*PROBLEM REQUIREMENTS:*
Print every record exactly, but leave out the pictures.
-.-.-
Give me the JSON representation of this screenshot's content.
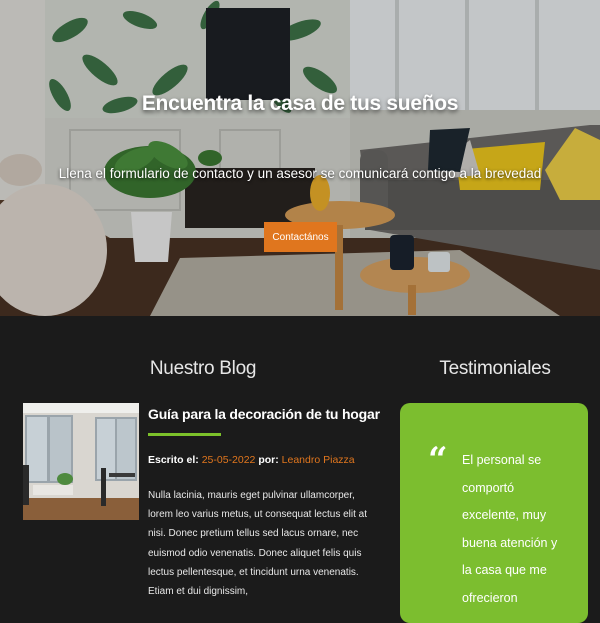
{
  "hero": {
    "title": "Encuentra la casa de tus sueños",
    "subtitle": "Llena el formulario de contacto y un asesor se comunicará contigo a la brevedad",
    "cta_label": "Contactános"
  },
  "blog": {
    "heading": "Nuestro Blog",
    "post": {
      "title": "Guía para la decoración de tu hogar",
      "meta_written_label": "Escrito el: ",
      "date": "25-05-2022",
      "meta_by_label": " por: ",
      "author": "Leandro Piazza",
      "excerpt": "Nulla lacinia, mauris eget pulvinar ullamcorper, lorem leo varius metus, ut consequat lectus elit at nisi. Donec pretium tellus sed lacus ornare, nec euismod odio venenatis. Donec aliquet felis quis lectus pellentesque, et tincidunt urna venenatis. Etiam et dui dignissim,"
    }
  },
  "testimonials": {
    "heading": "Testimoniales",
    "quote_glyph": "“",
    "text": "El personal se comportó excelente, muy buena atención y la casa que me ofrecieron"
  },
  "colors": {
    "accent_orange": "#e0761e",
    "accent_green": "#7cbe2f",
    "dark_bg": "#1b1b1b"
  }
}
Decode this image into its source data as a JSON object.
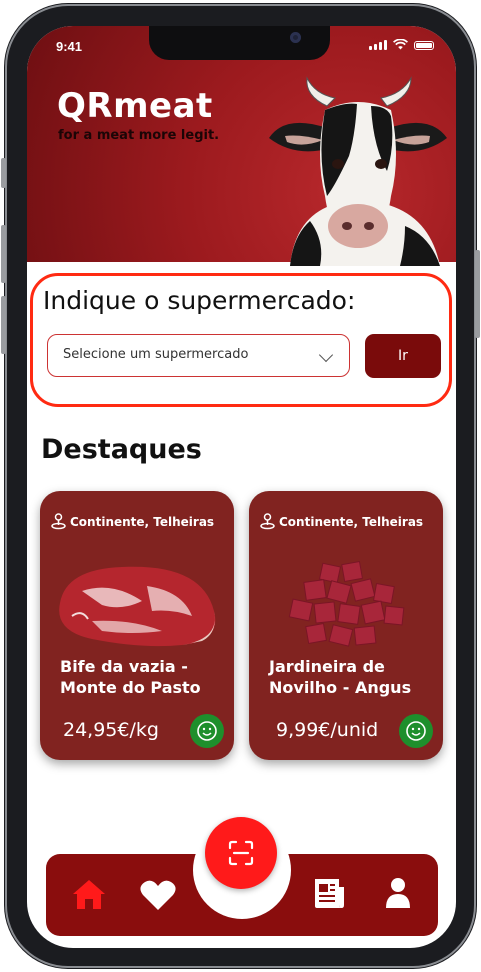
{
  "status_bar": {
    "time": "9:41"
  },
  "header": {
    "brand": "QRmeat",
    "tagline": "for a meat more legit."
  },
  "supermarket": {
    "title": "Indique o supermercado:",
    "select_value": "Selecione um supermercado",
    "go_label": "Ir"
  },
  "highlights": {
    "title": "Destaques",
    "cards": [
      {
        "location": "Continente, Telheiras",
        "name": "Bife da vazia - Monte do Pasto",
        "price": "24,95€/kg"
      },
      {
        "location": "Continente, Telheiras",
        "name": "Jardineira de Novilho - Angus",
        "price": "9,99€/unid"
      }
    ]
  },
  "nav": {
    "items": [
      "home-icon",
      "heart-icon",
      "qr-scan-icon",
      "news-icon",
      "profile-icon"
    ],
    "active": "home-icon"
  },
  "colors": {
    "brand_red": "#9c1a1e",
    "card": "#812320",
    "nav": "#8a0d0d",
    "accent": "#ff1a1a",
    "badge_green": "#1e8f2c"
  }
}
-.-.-
*OUTPUT FOR THIS TASK:*
Give me the JSON representation of this screenshot's content.
{
  "hero": {
    "title": "Encuentra la casa de tus sueños",
    "subtitle": "Llena el formulario de contacto y un asesor se comunicará contigo a la brevedad",
    "cta_label": "Contactános"
  },
  "blog": {
    "heading": "Nuestro Blog",
    "post": {
      "title": "Guía para la decoración de tu hogar",
      "meta_written_label": "Escrito el: ",
      "date": "25-05-2022",
      "meta_by_label": " por: ",
      "author": "Leandro Piazza",
      "excerpt": "Nulla lacinia, mauris eget pulvinar ullamcorper, lorem leo varius metus, ut consequat lectus elit at nisi. Donec pretium tellus sed lacus ornare, nec euismod odio venenatis. Donec aliquet felis quis lectus pellentesque, et tincidunt urna venenatis. Etiam et dui dignissim,"
    }
  },
  "testimonials": {
    "heading": "Testimoniales",
    "quote_glyph": "“",
    "text": "El personal se comportó excelente, muy buena atención y la casa que me ofrecieron"
  },
  "colors": {
    "accent_orange": "#e0761e",
    "accent_green": "#7cbe2f",
    "dark_bg": "#1b1b1b"
  }
}
Decode this image into its source data as a JSON object.
{
  "status_bar": {
    "time": "9:41"
  },
  "header": {
    "brand": "QRmeat",
    "tagline": "for a meat more legit."
  },
  "supermarket": {
    "title": "Indique o supermercado:",
    "select_value": "Selecione um supermercado",
    "go_label": "Ir"
  },
  "highlights": {
    "title": "Destaques",
    "cards": [
      {
        "location": "Continente, Telheiras",
        "name": "Bife da vazia - Monte do Pasto",
        "price": "24,95€/kg"
      },
      {
        "location": "Continente, Telheiras",
        "name": "Jardineira de Novilho - Angus",
        "price": "9,99€/unid"
      }
    ]
  },
  "nav": {
    "items": [
      "home-icon",
      "heart-icon",
      "qr-scan-icon",
      "news-icon",
      "profile-icon"
    ],
    "active": "home-icon"
  },
  "colors": {
    "brand_red": "#9c1a1e",
    "card": "#812320",
    "nav": "#8a0d0d",
    "accent": "#ff1a1a",
    "badge_green": "#1e8f2c"
  }
}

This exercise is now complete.